Tetrapods are a sub-group of animals known as Sarcopterygii. The term “tetrapod” refers to land-living animals such as hawks, frogs, and turtles. They also include marine animals such as sea lions, whales, sea snakes, seals, dolphins, and sea turtles. Besides the existing animals, tetrapods also refer to extinct animals including mosasaurs, plesiosaurs, and ichthyosaurs.
Origin of the Tetrapods
Evolution played a significant role in the origin of the tetrapods. These vertebrates evolved from animals known as Tetrapodomorpha. On the other hand, Tetrapodomorpha also evolved from ancient lobe-finned fishes known as Sarcopterygii. These fish existed during the Devonian period which was about 390 years ago. The first tetrapods are believed to have been aquatic, however, most of the modern tetrapods are amniotes which either lay eggs on land or fertilize eggs within the females. The amniotes further evolved into two groups: reptiles and mammals. Examples of reptiles are dinosaurs (including birds), turtles, lepidosaurs, and crocodilians. Amniotes include flying creatures such as the bats and birds.
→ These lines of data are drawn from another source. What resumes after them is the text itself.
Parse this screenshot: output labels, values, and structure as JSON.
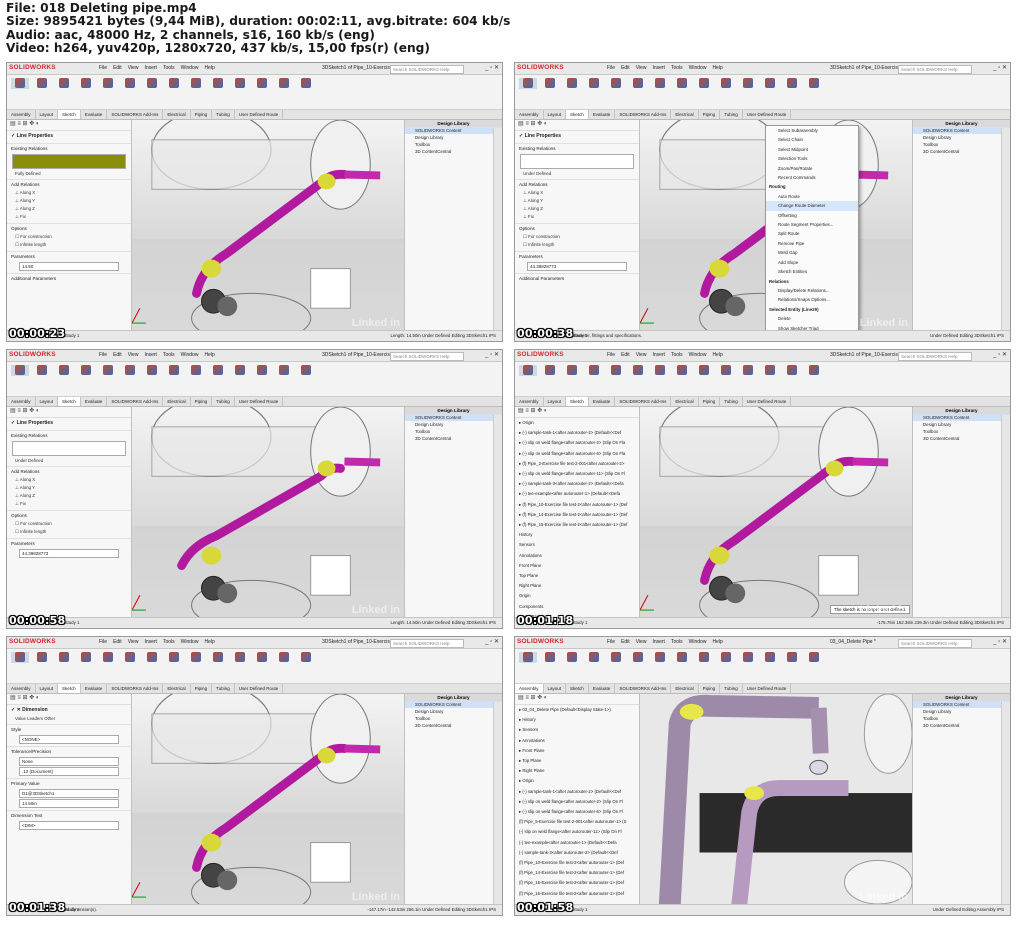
{
  "header": {
    "line1": "File: 018 Deleting pipe.mp4",
    "line2": "Size: 9895421 bytes (9,44 MiB), duration: 00:02:11, avg.bitrate: 604 kb/s",
    "line3": "Audio: aac, 48000 Hz, 2 channels, s16, 160 kb/s (eng)",
    "line4": "Video: h264, yuv420p, 1280x720, 437 kb/s, 15,00 fps(r) (eng)"
  },
  "app": {
    "logo": "SOLIDWORKS",
    "menus": [
      "File",
      "Edit",
      "View",
      "Insert",
      "Tools",
      "Window",
      "Help"
    ],
    "search_placeholder": "Search SOLIDWORKS Help",
    "window_controls": "_ ▫ ✕",
    "tabs_sketch": [
      "Assembly",
      "Layout",
      "Sketch",
      "Evaluate",
      "SOLIDWORKS Add-Ins",
      "Electrical",
      "Piping",
      "Tubing",
      "User Defined Route"
    ],
    "design_library_title": "Design Library",
    "design_library_items": [
      "SOLIDWORKS Content",
      "Design Library",
      "Toolbox",
      "3D ContentCentral"
    ],
    "bottom_tabs": [
      "Model",
      "Motion Study 1"
    ],
    "watermark": "Linked in"
  },
  "frames": [
    {
      "timecode": "00:00:23",
      "window_title": "3DSketch1 of Pipe_10-Exercise fil...",
      "panel_title": "Line Properties",
      "existing_relations": "Existing Relations",
      "status_line": "Fully Defined",
      "add_relations": "Add Relations",
      "relations": [
        "Along X",
        "Along Y",
        "Along Z",
        "Fix"
      ],
      "options": "Options",
      "option_items": [
        "For construction",
        "Infinite length"
      ],
      "parameters": "Parameters",
      "param_value": "14.50",
      "additional": "Additional Parameters",
      "status": [
        "Length: 14.50in",
        "Under Defined",
        "Editing 3DSketch1",
        "IPS"
      ]
    },
    {
      "timecode": "00:00:38",
      "window_title": "3DSketch1 of Pipe_10-Exercise fil...",
      "panel_title": "Line Properties",
      "existing_relations": "Existing Relations",
      "status_line": "Under Defined",
      "add_relations": "Add Relations",
      "relations": [
        "Along X",
        "Along Y",
        "Along Z",
        "Fix"
      ],
      "options": "Options",
      "option_items": [
        "For construction",
        "Infinite length"
      ],
      "parameters": "Parameters",
      "param_value": "44.39828773",
      "additional": "Additional Parameters",
      "status_hint": "ch as diameter, fittings and specifications.",
      "status": [
        "Under Defined",
        "Editing 3DSketch1",
        "IPS"
      ],
      "context_menu": {
        "top_items": [
          "Select Subassembly",
          "Select Chain",
          "Select Midpoint",
          "Selection Tools",
          "Zoom/Pan/Rotate",
          "Recent Commands"
        ],
        "routing_header": "Routing",
        "routing_items": [
          "Auto Route",
          "Change Route Diameter",
          "Offsetting",
          "Route Segment Properties...",
          "Split Route",
          "Remove Pipe",
          "Weld Gap",
          "Add Slope",
          "Sketch Entities"
        ],
        "relations_header": "Relations",
        "relations_items": [
          "Display/Delete Relations...",
          "Relations/Snaps Options..."
        ],
        "entity_header": "Selected Entity (Line29)",
        "entity_items": [
          "Delete",
          "Show Sketcher Triad",
          "Sketch Tools"
        ]
      }
    },
    {
      "timecode": "00:00:58",
      "window_title": "3DSketch1 of Pipe_10-Exercise fil...",
      "panel_title": "Line Properties",
      "existing_relations": "Existing Relations",
      "status_line": "Under Defined",
      "add_relations": "Add Relations",
      "relations": [
        "Along X",
        "Along Y",
        "Along Z",
        "Fix"
      ],
      "options": "Options",
      "option_items": [
        "For construction",
        "Infinite length"
      ],
      "parameters": "Parameters",
      "param_value": "44.39828773",
      "status": [
        "Length: 14.50in",
        "Under Defined",
        "Editing 3DSketch1",
        "IPS"
      ]
    },
    {
      "timecode": "00:01:18",
      "window_title": "3DSketch1 of Pipe_10-Exercise fil...",
      "tree": [
        "Origin",
        "(-) sample-tank-1<after autorouter-2> (Default<<Def",
        "(-) slip on weld flange<after autorouter-2> (Slip On Fla",
        "(-) slip on weld flange<after autorouter-6> (Slip On Fla",
        "(f) Pipe_2-Exercise file test-2-001<after autorouter-2>",
        "(-) slip on weld flange<after autorouter-11> (Slip On Fl",
        "(-) sample-tank-3<after autorouter-2> (Default<<Defa",
        "(-) tee-example<after autorouter-1> (Default<<Defa",
        "(f) Pipe_10-Exercise file test-2<after autorouter-1> (Def",
        "(f) Pipe_14-Exercise file test-2<after autorouter-1> (Def",
        "(f) Pipe_15-Exercise file test-2<after autorouter-1> (Def",
        "History",
        "Sensors",
        "Annotations",
        "Front Plane",
        "Top Plane",
        "Right Plane",
        "Origin",
        "Components",
        "Route Parts",
        "Mates",
        "Route1 ->",
        "(f) Pipe_16-Exercise file test-2<after autorouter-1> (Def"
      ],
      "tooltip": "The sketch is no longer over defined.",
      "status": [
        "-175.76in",
        "162.38in 239.3in",
        "Under Defined",
        "Editing 3DSketch1",
        "IPS"
      ]
    },
    {
      "timecode": "00:01:38",
      "window_title": "3DSketch1 of Pipe_10-Exercise fil...",
      "panel_title": "Dimension",
      "dim_tabs": [
        "Value",
        "Leaders",
        "Other"
      ],
      "style": "Style",
      "style_value": "<NONE>",
      "tolerance": "Tolerance/Precision",
      "tol_value": "None",
      "precision_value": ".12 (Document)",
      "primary": "Primary Value",
      "primary_field": "D1@3DSketch1",
      "primary_value": "14.50in",
      "dim_text": "Dimension Text",
      "dim_text_value": "<DIM>",
      "status_hint": "selected dimension(s).",
      "status": [
        "-147.17in",
        "-142.53in 256.1in",
        "Under Defined",
        "Editing 3DSketch1",
        "IPS"
      ]
    },
    {
      "timecode": "00:01:58",
      "window_title": "03_04_Delete Pipe *",
      "tabs": [
        "Assembly",
        "Layout",
        "Sketch",
        "Evaluate",
        "SOLIDWORKS Add-Ins",
        "Electrical",
        "Piping",
        "Tubing",
        "User Defined Route"
      ],
      "tree": [
        "03_04_Delete Pipe (Default<Display State-1>)",
        "History",
        "Sensors",
        "Annotations",
        "Front Plane",
        "Top Plane",
        "Right Plane",
        "Origin",
        "(-) sample-tank-1<after autorouter-2> (Default<<Def",
        "(-) slip on weld flange<after autorouter-2> (Slip On Fl",
        "(-) slip on weld flange<after autorouter-6> (Slip On Fl",
        "(f) Pipe_5-Exercise file test-2-001<after autorouter-1> (S",
        "(-) slip on weld flange<after autorouter-11> (Slip On Fl",
        "(-) tee-example<after autorouter-1> (Default<<Defa",
        "(-) sample-tank-3<after autorouter-2> (Default<<Def",
        "(f) Pipe_10-Exercise file test-2<after autorouter-1> (Def",
        "(f) Pipe_14-Exercise file test-2<after autorouter-1> (Def",
        "(f) Pipe_15-Exercise file test-2<after autorouter-1> (Def",
        "(f) Pipe_16-Exercise file test-2<after autorouter-1> (Def",
        "Mates",
        "LocalLPattern2"
      ],
      "status": [
        "Under Defined",
        "Editing Assembly",
        "IPS"
      ]
    }
  ]
}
Morphology of the Tetrapods
The word “tetrapod” means “four feet” or "four limbs.” The four-limbed animals use their limbs for flying, walking, crawling, swimming, and running. However, there are specific tetrapods that have lost some or all of their limbs through further evolution. They include whales, dolphins, seals, aquatic birds, coral snakes, and sea cows among others.
The skull in tetrapods is entirely different from that of fish. The tetrapods’ skull is longer than that of the fish resulting in the orbits being farther back.
Most tetrapods initially had a tooth structure called plicidentine that was characterized by an infolding enamel. Today, the tooth structure has evolved into fangs and large teeth growing on small jaws. These teeth enable animals to feed on their prey.
Regarding vision, the eyes of the tetrapods evolved as they changed their habitat from land to water or vice versa. They developed eyelids, tear ducts, and rod and cone opsins.
Circulation and Respiration of Tetrapods
Just like the early tetrapods, modern reptiles and amphibians possess three-chambered hearts. The spiral valve found within the heart prevents mixing of the circulating oxygenated and de-oxygenated blood. Consequently, the tetrapods experience higher metabolic rates and are more active.
The early tetrapods used four methods of respiration namely digestive tract lining, gills, skin breathing, and lungs. These respiratory methods have also been adopted by present-day fish and amphibians and the tetrapods at large.
Tetrapods inhabit a wide variety of habitats such as scrublands, Polar Regions, forests, mountains, rivers, oceans, lakes, grasslands, and deserts. The tetrapods that live on land are those that are adapted for survival on earth. Other tetrapods are aquatic such as the fish while others are semi-aquatic including the amphibians.